_REQUIREMENT_
Go through the material below, count the lines with the word "best", and reply with the count alone.

*** Block opens ***

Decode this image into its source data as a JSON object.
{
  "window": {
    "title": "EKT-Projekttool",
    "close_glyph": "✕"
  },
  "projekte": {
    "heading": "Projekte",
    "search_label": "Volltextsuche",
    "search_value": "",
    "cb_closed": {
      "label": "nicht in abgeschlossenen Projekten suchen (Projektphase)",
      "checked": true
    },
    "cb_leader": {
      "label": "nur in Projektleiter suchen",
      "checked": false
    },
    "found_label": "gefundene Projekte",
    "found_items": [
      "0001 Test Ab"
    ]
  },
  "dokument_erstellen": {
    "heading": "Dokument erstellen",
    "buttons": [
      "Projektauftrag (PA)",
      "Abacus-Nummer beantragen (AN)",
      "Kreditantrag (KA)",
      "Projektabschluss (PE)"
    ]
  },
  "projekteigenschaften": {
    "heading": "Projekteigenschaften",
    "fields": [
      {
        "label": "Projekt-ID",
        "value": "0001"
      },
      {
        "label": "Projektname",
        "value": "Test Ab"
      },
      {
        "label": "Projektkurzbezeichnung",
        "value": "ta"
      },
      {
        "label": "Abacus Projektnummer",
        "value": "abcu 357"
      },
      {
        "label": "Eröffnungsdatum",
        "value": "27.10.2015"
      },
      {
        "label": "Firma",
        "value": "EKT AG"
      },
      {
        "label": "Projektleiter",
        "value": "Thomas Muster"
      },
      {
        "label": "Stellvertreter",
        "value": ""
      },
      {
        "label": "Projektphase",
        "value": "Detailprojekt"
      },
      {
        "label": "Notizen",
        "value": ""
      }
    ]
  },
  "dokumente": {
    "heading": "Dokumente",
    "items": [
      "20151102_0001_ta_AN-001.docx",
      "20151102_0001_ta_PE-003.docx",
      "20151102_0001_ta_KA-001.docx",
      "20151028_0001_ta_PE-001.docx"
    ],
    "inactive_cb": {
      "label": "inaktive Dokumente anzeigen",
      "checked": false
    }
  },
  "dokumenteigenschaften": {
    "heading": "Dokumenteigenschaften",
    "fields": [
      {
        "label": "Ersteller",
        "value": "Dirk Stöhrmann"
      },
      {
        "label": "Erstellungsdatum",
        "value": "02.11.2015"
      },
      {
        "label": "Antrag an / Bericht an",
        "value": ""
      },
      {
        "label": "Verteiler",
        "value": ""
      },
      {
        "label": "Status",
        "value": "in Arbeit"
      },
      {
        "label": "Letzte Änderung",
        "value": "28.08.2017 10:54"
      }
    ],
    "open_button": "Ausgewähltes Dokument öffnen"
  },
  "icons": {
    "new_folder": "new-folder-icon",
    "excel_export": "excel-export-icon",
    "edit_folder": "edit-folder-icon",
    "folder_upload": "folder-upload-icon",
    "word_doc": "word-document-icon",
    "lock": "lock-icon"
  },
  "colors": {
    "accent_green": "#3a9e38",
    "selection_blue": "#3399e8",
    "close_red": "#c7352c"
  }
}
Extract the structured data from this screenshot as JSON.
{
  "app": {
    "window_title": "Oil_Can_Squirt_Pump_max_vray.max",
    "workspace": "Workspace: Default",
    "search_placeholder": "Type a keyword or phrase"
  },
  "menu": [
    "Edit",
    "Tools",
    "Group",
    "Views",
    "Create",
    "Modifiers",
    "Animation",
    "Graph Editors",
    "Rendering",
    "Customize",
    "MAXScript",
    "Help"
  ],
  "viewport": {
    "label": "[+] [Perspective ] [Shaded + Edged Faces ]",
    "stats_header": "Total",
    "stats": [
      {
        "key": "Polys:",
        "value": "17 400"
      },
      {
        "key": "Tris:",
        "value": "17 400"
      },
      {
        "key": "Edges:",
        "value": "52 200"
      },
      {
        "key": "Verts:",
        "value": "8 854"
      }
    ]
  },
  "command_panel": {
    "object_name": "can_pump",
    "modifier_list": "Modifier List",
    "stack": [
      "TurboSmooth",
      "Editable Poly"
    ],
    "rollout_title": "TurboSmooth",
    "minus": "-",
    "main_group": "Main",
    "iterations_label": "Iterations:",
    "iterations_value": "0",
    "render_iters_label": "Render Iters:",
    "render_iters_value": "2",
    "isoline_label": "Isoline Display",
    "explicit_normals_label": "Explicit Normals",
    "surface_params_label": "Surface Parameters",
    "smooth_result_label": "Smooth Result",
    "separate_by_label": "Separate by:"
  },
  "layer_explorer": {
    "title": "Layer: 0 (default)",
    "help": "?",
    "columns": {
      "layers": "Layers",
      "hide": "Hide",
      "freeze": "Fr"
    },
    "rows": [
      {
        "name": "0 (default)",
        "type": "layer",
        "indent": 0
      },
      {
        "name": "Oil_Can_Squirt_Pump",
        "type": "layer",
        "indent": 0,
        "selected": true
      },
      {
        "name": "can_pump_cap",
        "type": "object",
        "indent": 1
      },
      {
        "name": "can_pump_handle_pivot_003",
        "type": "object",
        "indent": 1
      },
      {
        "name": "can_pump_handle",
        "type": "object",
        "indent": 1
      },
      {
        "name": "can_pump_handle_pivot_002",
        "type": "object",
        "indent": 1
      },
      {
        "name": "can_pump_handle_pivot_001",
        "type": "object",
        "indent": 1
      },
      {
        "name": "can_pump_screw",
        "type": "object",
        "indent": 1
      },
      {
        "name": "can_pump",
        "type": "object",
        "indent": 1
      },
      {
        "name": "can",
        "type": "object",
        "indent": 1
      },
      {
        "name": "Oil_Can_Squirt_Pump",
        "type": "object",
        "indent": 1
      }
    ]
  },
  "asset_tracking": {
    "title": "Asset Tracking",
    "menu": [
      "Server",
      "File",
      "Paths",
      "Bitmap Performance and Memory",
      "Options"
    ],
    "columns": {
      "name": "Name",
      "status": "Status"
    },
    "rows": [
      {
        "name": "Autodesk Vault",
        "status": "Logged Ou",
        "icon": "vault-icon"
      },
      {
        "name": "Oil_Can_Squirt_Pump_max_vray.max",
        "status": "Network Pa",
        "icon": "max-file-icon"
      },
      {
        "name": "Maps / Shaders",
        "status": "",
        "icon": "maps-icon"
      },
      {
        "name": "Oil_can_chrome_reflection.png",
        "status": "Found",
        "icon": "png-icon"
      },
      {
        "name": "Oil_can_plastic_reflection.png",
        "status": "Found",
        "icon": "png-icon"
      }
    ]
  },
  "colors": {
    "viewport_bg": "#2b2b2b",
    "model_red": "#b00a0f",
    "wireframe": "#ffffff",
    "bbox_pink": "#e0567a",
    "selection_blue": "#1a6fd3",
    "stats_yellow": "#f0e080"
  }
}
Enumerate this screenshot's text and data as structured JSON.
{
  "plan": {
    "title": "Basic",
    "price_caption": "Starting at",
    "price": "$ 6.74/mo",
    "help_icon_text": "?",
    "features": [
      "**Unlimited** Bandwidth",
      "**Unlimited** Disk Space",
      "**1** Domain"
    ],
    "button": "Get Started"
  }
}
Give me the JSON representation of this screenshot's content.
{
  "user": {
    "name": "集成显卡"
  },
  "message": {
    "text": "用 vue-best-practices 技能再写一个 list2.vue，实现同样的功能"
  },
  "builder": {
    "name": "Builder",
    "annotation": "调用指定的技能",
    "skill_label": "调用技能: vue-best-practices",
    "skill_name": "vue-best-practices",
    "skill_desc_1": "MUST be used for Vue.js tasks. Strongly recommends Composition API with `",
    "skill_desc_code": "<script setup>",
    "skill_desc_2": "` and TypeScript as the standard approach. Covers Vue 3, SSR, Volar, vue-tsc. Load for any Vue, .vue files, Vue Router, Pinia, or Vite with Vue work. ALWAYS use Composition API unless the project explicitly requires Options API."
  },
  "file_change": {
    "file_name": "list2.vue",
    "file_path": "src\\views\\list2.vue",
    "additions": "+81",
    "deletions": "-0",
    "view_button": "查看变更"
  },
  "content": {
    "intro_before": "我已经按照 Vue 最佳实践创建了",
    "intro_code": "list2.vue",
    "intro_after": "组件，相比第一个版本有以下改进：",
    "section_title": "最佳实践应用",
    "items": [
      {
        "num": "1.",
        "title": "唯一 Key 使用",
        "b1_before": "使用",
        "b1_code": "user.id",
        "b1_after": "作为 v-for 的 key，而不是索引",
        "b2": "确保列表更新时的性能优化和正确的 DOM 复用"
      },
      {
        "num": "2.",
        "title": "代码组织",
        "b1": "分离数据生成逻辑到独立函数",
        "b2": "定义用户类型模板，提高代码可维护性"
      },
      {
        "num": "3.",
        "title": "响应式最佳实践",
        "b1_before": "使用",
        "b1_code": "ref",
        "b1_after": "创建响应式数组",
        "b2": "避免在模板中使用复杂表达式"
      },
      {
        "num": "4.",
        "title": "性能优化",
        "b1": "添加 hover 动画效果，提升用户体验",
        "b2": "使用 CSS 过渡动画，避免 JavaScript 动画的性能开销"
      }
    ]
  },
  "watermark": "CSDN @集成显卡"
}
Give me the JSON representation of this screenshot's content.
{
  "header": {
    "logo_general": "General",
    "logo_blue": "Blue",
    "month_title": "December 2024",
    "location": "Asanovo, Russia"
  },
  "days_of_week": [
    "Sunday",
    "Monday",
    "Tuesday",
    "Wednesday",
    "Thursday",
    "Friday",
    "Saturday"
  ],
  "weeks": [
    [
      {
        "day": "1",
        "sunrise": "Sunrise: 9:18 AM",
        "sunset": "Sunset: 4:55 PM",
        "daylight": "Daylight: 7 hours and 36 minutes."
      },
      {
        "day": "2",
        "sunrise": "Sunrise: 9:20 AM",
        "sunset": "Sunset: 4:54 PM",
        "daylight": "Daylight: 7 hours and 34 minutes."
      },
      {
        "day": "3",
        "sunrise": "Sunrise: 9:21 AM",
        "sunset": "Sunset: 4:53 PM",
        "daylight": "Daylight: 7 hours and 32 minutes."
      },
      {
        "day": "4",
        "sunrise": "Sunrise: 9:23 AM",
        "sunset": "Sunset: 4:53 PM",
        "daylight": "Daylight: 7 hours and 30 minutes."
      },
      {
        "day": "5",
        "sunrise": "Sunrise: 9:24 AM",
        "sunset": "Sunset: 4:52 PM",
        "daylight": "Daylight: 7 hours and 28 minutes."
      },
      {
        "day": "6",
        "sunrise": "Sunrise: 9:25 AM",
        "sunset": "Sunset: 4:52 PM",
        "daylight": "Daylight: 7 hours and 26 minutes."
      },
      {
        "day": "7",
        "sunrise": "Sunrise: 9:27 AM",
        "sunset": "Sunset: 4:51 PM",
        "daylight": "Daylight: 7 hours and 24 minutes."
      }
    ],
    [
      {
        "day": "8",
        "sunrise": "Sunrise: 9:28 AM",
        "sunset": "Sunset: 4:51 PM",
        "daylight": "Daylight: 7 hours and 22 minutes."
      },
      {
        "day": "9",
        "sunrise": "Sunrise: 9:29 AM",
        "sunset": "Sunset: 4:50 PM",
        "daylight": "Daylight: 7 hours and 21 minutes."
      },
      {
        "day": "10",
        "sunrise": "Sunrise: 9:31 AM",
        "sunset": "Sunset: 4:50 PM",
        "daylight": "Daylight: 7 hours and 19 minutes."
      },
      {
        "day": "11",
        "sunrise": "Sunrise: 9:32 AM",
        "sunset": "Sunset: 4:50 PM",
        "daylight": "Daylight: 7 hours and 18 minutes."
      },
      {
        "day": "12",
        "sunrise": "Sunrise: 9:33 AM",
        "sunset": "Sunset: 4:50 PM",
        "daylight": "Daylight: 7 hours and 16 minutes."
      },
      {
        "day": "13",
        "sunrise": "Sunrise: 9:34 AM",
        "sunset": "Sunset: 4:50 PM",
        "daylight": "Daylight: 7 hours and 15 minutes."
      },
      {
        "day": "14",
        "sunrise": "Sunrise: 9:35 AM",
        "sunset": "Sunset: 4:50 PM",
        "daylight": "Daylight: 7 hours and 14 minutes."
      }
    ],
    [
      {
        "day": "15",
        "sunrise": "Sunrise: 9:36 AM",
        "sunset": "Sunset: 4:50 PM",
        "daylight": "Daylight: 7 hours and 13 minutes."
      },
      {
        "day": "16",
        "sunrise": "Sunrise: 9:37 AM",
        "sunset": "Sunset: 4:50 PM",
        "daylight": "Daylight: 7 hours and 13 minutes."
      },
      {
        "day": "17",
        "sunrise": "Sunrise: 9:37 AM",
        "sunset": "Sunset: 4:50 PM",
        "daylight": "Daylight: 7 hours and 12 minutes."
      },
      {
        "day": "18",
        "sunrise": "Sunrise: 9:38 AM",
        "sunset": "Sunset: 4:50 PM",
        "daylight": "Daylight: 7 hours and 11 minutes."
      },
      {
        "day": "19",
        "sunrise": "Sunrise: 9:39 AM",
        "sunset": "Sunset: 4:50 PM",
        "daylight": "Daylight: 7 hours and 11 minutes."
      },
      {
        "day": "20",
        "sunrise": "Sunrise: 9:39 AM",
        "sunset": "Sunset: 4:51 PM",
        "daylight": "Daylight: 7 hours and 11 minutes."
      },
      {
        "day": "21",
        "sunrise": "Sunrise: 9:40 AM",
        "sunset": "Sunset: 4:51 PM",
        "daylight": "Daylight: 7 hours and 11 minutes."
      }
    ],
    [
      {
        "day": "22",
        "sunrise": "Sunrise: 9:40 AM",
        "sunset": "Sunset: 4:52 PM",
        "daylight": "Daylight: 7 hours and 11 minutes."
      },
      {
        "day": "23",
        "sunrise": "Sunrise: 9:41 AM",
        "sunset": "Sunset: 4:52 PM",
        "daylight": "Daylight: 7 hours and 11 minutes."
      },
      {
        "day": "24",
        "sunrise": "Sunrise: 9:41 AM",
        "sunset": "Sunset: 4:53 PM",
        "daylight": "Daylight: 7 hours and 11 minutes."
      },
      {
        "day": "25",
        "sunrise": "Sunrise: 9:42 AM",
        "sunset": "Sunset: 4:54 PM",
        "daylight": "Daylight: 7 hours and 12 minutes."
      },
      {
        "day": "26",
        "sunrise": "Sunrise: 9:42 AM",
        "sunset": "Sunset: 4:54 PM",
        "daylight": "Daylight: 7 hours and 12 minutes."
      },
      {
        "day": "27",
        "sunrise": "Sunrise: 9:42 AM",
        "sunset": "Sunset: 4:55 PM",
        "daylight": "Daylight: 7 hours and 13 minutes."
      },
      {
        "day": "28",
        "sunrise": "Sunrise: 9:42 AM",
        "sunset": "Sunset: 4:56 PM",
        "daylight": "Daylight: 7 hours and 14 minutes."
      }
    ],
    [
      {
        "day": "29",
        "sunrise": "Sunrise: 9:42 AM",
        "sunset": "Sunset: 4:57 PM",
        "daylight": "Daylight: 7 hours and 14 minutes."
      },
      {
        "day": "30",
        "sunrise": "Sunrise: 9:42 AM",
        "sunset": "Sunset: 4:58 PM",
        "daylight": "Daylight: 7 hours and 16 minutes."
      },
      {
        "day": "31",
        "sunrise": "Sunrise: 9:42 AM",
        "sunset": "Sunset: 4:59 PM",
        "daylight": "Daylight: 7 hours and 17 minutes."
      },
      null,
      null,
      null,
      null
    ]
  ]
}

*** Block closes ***

_PROBLEM SOLUTION_
3